▶ [Task item] Your answer should be the records again, unchanged in wording and free of images.

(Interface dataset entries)
▼▼▼

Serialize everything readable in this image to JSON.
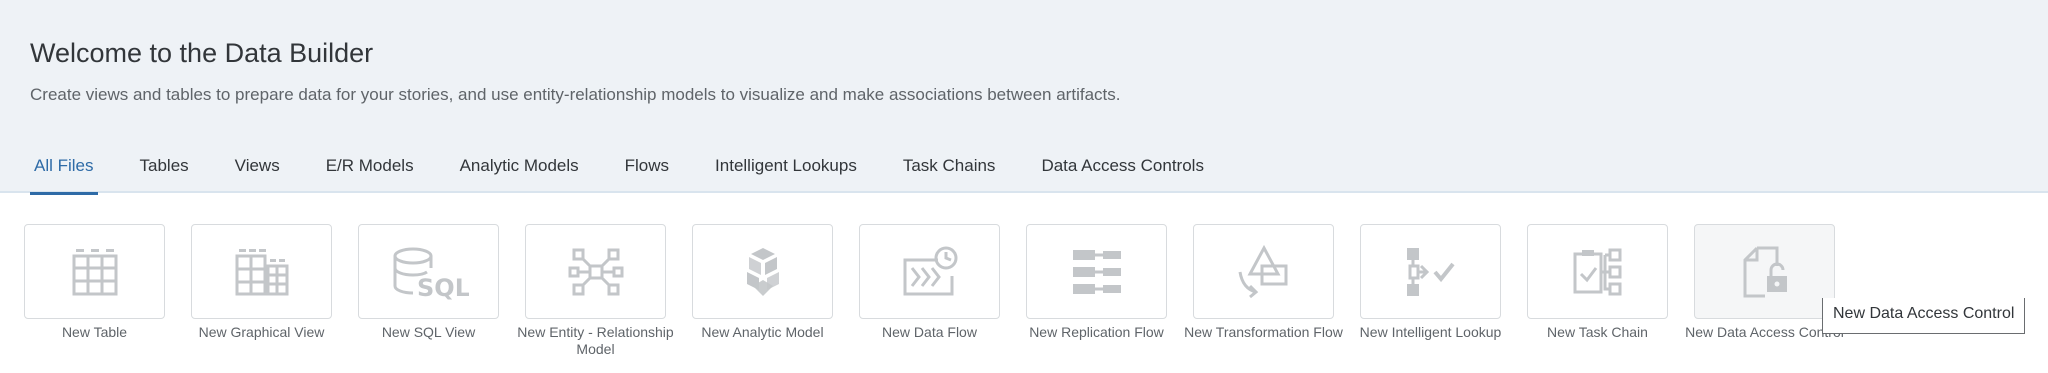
{
  "header": {
    "title": "Welcome to the Data Builder",
    "subtitle": "Create views and tables to prepare data for your stories, and use entity-relationship models to visualize and make associations between artifacts."
  },
  "tabs": [
    {
      "label": "All Files",
      "active": true
    },
    {
      "label": "Tables"
    },
    {
      "label": "Views"
    },
    {
      "label": "E/R Models"
    },
    {
      "label": "Analytic Models"
    },
    {
      "label": "Flows"
    },
    {
      "label": "Intelligent Lookups"
    },
    {
      "label": "Task Chains"
    },
    {
      "label": "Data Access Controls"
    }
  ],
  "tiles": [
    {
      "label": "New Table",
      "icon": "table-icon"
    },
    {
      "label": "New Graphical View",
      "icon": "graphical-view-icon"
    },
    {
      "label": "New SQL View",
      "icon": "sql-view-icon"
    },
    {
      "label": "New Entity - Relationship Model",
      "icon": "er-model-icon"
    },
    {
      "label": "New Analytic Model",
      "icon": "analytic-model-icon"
    },
    {
      "label": "New Data Flow",
      "icon": "data-flow-icon"
    },
    {
      "label": "New Replication Flow",
      "icon": "replication-flow-icon"
    },
    {
      "label": "New Transformation Flow",
      "icon": "transformation-flow-icon"
    },
    {
      "label": "New Intelligent Lookup",
      "icon": "intelligent-lookup-icon"
    },
    {
      "label": "New Task Chain",
      "icon": "task-chain-icon"
    },
    {
      "label": "New Data Access Control",
      "icon": "data-access-control-icon"
    }
  ],
  "tooltip": {
    "text": "New Data Access Control"
  },
  "colors": {
    "accent": "#2e6ba7",
    "header_bg": "#eef2f6",
    "icon": "#c3c6c9"
  }
}
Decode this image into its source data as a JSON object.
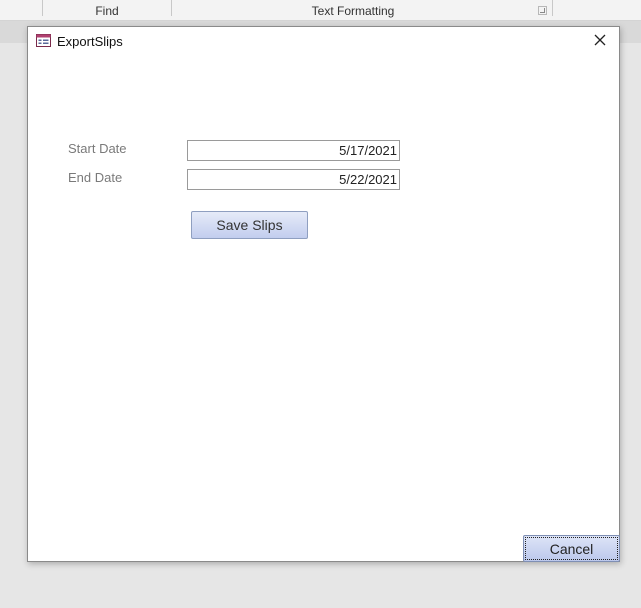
{
  "ribbon": {
    "groups": [
      {
        "label": "Find"
      },
      {
        "label": "Text Formatting"
      }
    ]
  },
  "dialog": {
    "title": "ExportSlips",
    "icon": "form-icon",
    "close_icon": "close-icon"
  },
  "form": {
    "start_date": {
      "label": "Start Date",
      "value": "5/17/2021"
    },
    "end_date": {
      "label": "End Date",
      "value": "5/22/2021"
    },
    "save_label": "Save Slips",
    "cancel_label": "Cancel"
  }
}
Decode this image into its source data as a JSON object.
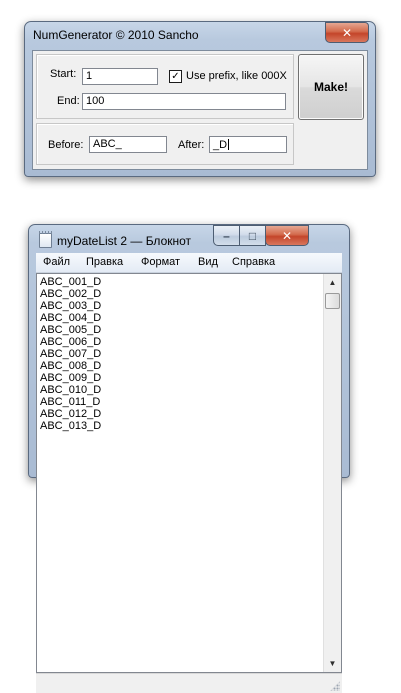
{
  "numgen": {
    "title": "NumGenerator © 2010 Sancho",
    "start_label": "Start:",
    "start_value": "1",
    "end_label": "End:",
    "end_value": "100",
    "prefix_checked": true,
    "prefix_check_mark": "✓",
    "prefix_label": "Use prefix, like 000X",
    "make_label": "Make!",
    "before_label": "Before:",
    "before_value": "ABC_",
    "after_label": "After:",
    "after_value": "_D",
    "close_glyph": "✕"
  },
  "notepad": {
    "title": "myDateList 2 — Блокнот",
    "min_glyph": "–",
    "max_glyph": "□",
    "close_glyph": "✕",
    "menu": [
      "Файл",
      "Правка",
      "Формат",
      "Вид",
      "Справка"
    ],
    "lines": [
      "ABC_001_D",
      "ABC_002_D",
      "ABC_003_D",
      "ABC_004_D",
      "ABC_005_D",
      "ABC_006_D",
      "ABC_007_D",
      "ABC_008_D",
      "ABC_009_D",
      "ABC_010_D",
      "ABC_011_D",
      "ABC_012_D",
      "ABC_013_D"
    ],
    "scroll_up_glyph": "▲",
    "scroll_down_glyph": "▼"
  }
}
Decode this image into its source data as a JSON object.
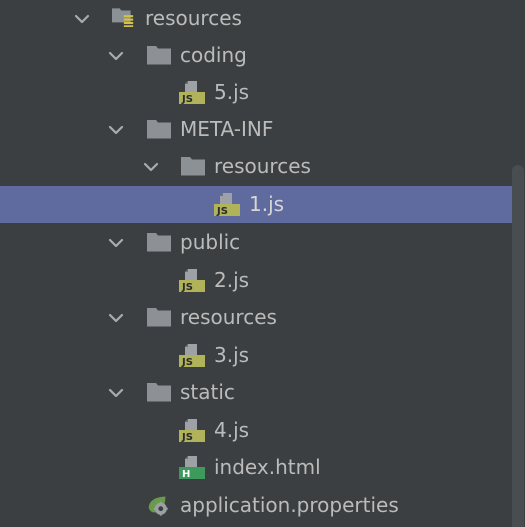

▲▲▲

▶ [Solution]
Serialize everything readable in this image to JSON.
{
  "header": {
    "title": "Welcome to the Data Builder",
    "subtitle": "Create views and tables to prepare data for your stories, and use entity-relationship models to visualize and make associations between artifacts."
  },
  "tabs": [
    {
      "label": "All Files",
      "active": true
    },
    {
      "label": "Tables"
    },
    {
      "label": "Views"
    },
    {
      "label": "E/R Models"
    },
    {
      "label": "Analytic Models"
    },
    {
      "label": "Flows"
    },
    {
      "label": "Intelligent Lookups"
    },
    {
      "label": "Task Chains"
    },
    {
      "label": "Data Access Controls"
    }
  ],
  "tiles": [
    {
      "label": "New Table",
      "icon": "table-icon"
    },
    {
      "label": "New Graphical View",
      "icon": "graphical-view-icon"
    },
    {
      "label": "New SQL View",
      "icon": "sql-view-icon"
    },
    {
      "label": "New Entity - Relationship Model",
      "icon": "er-model-icon"
    },
    {
      "label": "New Analytic Model",
      "icon": "analytic-model-icon"
    },
    {
      "label": "New Data Flow",
      "icon": "data-flow-icon"
    },
    {
      "label": "New Replication Flow",
      "icon": "replication-flow-icon"
    },
    {
      "label": "New Transformation Flow",
      "icon": "transformation-flow-icon"
    },
    {
      "label": "New Intelligent Lookup",
      "icon": "intelligent-lookup-icon"
    },
    {
      "label": "New Task Chain",
      "icon": "task-chain-icon"
    },
    {
      "label": "New Data Access Control",
      "icon": "data-access-control-icon"
    }
  ],
  "tooltip": {
    "text": "New Data Access Control"
  },
  "colors": {
    "accent": "#2e6ba7",
    "header_bg": "#eef2f6",
    "icon": "#c3c6c9"
  }
}
Decode this image into its source data as a JSON object.
{
  "ribbon": {
    "groups": [
      {
        "label": "Find"
      },
      {
        "label": "Text Formatting"
      }
    ]
  },
  "dialog": {
    "title": "ExportSlips",
    "icon": "form-icon",
    "close_icon": "close-icon"
  },
  "form": {
    "start_date": {
      "label": "Start Date",
      "value": "5/17/2021"
    },
    "end_date": {
      "label": "End Date",
      "value": "5/22/2021"
    },
    "save_label": "Save Slips",
    "cancel_label": "Cancel"
  }
}
Decode this image into its source data as a JSON object.
{
  "numgen": {
    "title": "NumGenerator © 2010 Sancho",
    "start_label": "Start:",
    "start_value": "1",
    "end_label": "End:",
    "end_value": "100",
    "prefix_checked": true,
    "prefix_check_mark": "✓",
    "prefix_label": "Use prefix, like 000X",
    "make_label": "Make!",
    "before_label": "Before:",
    "before_value": "ABC_",
    "after_label": "After:",
    "after_value": "_D",
    "close_glyph": "✕"
  },
  "notepad": {
    "title": "myDateList 2 — Блокнот",
    "min_glyph": "–",
    "max_glyph": "□",
    "close_glyph": "✕",
    "menu": [
      "Файл",
      "Правка",
      "Формат",
      "Вид",
      "Справка"
    ],
    "lines": [
      "ABC_001_D",
      "ABC_002_D",
      "ABC_003_D",
      "ABC_004_D",
      "ABC_005_D",
      "ABC_006_D",
      "ABC_007_D",
      "ABC_008_D",
      "ABC_009_D",
      "ABC_010_D",
      "ABC_011_D",
      "ABC_012_D",
      "ABC_013_D"
    ],
    "scroll_up_glyph": "▲",
    "scroll_down_glyph": "▼"
  }
}
Decode this image into its source data as a JSON object.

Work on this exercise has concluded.